Start the first weekend of May with Jane’s Walk throughout Abbotsford!
The second annual Jane’s Walk in Abbotsford is scheduled from May 4 to 6, 2018 at various locations throughout the Abbotsford community. Jane’s Walk, inspired by internationally renowned visionary planner, Jane Jacobs, is a series of free neighborhood walking tours that help people get in touch with each other and where they live. It’s about bridging social and geographic gaps and creating space for cities to discover themselves.
This year’s citizen-led walking conversations start on Friday, May 4th at 10am when Sharanjit Kaur Sandhra, co-curator and co-manager of the Sikh Heritage Museum will tour with you through the museum, a National Historic Site of Canada on South Fraser Way, the current Desis in the Diaspora exhibit, and the Gur Sikh Temple.
At 1 pm on May 4th, Patrick Oystryk, City of Abbotsford planner and urban designer, will meet you at the Abbotsford Arts Council on Ware St, and walk you through an area that will be transformed into a more populated, attractive and walk-able neighbourhood. Together you will discover and explore the concept of the recently created City Centre Neighbourhood Plan.
The official launch of Jane’s Walk Abbotsford is on the same day, May 4th at 3 pm at Trethewey House, 2313 Ware Street. This is followed at 3:30 pm by a Sketch and Walk through part of Mill Lake Park led by Glenn Tait, an avid sketcher, illustrator, graphic designer and art instructor who has spent hundreds of hours sketching at the lake.
At 4 pm, a Heritage Abbotsford Society representative will engage you in a fun, heritage themed Try and Learn of the Society’s award winning Agents of Discovery Mill Lake Walking Tour Mission.
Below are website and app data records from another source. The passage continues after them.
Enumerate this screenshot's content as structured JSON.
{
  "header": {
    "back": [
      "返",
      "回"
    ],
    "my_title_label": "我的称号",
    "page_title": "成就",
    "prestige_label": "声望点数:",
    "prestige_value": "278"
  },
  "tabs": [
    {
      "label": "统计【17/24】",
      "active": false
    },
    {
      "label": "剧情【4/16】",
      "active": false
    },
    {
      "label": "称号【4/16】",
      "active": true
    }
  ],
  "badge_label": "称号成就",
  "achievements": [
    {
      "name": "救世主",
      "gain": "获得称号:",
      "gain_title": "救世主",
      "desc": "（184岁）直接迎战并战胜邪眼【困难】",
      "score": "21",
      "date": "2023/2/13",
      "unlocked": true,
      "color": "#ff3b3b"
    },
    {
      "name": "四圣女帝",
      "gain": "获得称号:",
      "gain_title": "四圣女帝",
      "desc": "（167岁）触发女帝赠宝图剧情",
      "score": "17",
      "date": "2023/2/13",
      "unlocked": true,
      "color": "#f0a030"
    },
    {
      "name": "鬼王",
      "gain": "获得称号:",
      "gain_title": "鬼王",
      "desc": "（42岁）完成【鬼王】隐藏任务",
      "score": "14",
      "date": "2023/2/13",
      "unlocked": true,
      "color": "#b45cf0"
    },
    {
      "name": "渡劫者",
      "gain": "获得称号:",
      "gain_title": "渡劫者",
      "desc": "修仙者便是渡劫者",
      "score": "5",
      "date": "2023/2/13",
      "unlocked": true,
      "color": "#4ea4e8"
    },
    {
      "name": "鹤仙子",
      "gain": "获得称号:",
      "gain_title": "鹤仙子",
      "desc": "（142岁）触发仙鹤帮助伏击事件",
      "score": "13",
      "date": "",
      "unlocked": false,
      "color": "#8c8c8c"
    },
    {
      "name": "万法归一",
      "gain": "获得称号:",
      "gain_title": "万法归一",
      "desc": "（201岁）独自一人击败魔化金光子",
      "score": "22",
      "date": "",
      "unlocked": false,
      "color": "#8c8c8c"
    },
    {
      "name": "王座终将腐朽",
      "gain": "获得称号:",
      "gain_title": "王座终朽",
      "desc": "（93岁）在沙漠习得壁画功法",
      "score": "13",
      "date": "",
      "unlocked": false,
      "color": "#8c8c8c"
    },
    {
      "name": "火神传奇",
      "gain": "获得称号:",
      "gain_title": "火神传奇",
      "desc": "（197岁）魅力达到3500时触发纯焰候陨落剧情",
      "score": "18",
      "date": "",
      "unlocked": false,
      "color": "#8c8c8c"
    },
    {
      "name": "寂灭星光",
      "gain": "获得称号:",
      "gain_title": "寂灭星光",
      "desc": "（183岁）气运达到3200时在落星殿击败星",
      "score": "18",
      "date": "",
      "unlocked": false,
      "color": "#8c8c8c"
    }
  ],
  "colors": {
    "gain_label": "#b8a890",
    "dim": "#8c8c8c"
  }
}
Bring your mobile device to tap into this fun app while learning about the history of the area around Mill Lake.
On Saturday, May 5th at 10 am, Brian Kingman will start at Mount Lehman Community Hall, then walk along Taylor Road to Mount Lehman Cemetery, including the history of the community’s school from 1884, and the old BC Electric Railway Station thought to be the Gifford Station.
At 1 pm on May 5th, join Cyril Holbrow at Clayburn Village Schoolhouse to learn about the village’s history. This designated Heritage Site (1996), located at the foot of Sumas Mountain in Abbotsford-Clayburn, was the first” company town” in BC built by the Clayburn Company to provide housing and services for the workers at the large brick manufacturing plant.
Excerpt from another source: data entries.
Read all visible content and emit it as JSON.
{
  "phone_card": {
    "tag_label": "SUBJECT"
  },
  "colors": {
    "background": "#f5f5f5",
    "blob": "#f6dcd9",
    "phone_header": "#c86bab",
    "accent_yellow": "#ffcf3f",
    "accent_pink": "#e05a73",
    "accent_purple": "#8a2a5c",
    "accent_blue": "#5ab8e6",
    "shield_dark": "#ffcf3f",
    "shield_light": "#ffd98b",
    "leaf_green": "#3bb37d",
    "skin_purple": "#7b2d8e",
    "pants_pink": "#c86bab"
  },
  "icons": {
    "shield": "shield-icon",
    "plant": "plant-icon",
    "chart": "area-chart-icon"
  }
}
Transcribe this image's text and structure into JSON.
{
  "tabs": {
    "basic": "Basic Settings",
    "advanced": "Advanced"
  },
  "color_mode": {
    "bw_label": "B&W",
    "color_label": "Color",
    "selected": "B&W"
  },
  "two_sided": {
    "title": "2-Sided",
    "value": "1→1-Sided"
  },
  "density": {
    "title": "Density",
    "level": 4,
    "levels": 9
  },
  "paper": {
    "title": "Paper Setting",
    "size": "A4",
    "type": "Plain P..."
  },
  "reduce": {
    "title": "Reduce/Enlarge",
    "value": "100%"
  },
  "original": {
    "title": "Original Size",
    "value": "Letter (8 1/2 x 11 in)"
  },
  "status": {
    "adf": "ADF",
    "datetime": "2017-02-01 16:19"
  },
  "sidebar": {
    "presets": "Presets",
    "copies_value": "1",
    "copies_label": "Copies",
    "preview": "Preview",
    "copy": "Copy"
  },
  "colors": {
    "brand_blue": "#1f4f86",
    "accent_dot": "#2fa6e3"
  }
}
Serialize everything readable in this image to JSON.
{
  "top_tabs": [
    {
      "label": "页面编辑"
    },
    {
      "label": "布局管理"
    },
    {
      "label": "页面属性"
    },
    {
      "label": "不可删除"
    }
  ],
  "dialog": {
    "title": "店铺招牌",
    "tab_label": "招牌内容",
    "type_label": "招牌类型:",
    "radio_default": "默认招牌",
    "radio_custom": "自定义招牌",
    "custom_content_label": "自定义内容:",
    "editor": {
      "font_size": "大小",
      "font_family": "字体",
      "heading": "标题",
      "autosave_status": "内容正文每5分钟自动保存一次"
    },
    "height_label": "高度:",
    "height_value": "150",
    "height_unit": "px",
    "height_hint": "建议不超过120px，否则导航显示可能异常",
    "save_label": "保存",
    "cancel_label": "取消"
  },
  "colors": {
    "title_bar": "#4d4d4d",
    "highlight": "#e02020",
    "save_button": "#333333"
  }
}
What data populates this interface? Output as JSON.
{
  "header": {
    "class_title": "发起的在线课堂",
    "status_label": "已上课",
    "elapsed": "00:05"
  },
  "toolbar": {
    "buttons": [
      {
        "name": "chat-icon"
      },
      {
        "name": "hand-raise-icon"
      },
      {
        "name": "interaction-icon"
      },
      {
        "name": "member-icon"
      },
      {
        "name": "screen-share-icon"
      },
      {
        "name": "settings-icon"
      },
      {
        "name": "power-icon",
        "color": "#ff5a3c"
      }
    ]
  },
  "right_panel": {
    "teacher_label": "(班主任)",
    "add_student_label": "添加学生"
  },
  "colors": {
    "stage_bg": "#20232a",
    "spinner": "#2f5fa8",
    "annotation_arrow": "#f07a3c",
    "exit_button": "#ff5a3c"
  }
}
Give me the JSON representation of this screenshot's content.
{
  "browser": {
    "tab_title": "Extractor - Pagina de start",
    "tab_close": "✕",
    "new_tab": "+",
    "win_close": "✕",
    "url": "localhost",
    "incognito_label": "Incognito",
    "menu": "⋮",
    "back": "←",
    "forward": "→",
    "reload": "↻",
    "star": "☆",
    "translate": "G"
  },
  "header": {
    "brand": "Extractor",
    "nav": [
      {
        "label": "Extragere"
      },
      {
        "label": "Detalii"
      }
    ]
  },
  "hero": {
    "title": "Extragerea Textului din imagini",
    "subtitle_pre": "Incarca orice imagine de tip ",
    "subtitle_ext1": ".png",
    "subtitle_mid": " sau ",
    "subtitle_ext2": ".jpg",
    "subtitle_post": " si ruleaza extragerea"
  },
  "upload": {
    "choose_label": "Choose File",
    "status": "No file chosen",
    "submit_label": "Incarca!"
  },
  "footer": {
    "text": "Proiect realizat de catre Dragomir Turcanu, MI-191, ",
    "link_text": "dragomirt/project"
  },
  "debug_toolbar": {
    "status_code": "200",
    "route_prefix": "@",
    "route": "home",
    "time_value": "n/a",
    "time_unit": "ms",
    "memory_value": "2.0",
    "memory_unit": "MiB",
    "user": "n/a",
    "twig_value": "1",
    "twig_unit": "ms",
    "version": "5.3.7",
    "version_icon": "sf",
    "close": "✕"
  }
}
At 5 pm on May 5th, Jess Delves will connect with you at Oldhand Coffee on Pauline Street to explore how Downtown Abbotsford’s food and drink scene is growing. It’s the era of people craving and loving everything made locally by the locals.
On Sunday, May 6th at 11 am, join a meet and greet informal Alexander Community Walk – Mid-Century Modern Meets Today, at 2298 Clarke Drive, with urban historian Marianne Fedori and Joanne Puffalt. Chat about mid-century architecture, residential patterns and neighbourhood change, and view some of Abbotsford’s fine cutting edge residences of the 1950’s and 1960’s.
At 11:30 am on May 6th, Connie Hackett will meet up with you at the Abbotsford Downtown Business Association, 2633-C Montrose Ave, to find out Who doesn’t love those cool Insta-worthy Walls? Downtown Abbotsford has a ton of really great walls for snapping that perfect Instagram photo and Connie will take you to her favorite spots with your smartphone or camera.
At 12 noon on May 6th, John Vissers hopes to see you at the Fraser River parking lot, Matsqui Trail Park, very end of Riverside St. under the Mission Bridge. This “out and back” walk combines local history and the science of flood/river management with historical events from the 1894 and 1948 floods, and how these shaped Abbotsford’s Fraser River dyking and drainage plans. Walk under the Mission Bridge, then the old railroad bridge (once used by cars as well as trains) and east along the river on the dyke trail, to view river bank erosion areas and some bank stabilization efforts now underway.
By 1 pm on Sunday, May 6th, Kris Foulds, curator of historical collections at The Reach, will wander with you through parts of Musselwhite Cemetery, 35298 Marshall Rd. The name Musselwhite was given to the community that grew up around the John Brinton Musselwhite property. Although the cemetery bears his name, Musselwhite did not provide the land nor is he buried there, but many significant Abbotsfordians are.
Engage in civic change and growth, discover diverse layers of urban place, learn about your local history, all during Jane’s Walk Abbotsford May 4th to 6th. For more details visit janeswalk.org/canada/abbotsford or connect with organizers, Connie Hackett or Marianne Fedori at firstname.lastname@example.org.
Jane’s Walk Abbotsford is a partnership between The Reach Gallery Museum, Trethewey House Heritage Site, Tourism Abbotsford, City of Abbotsford – City Hall, University of the Fraser Valley, Downtown Abbotsford (ADBA), and other partners.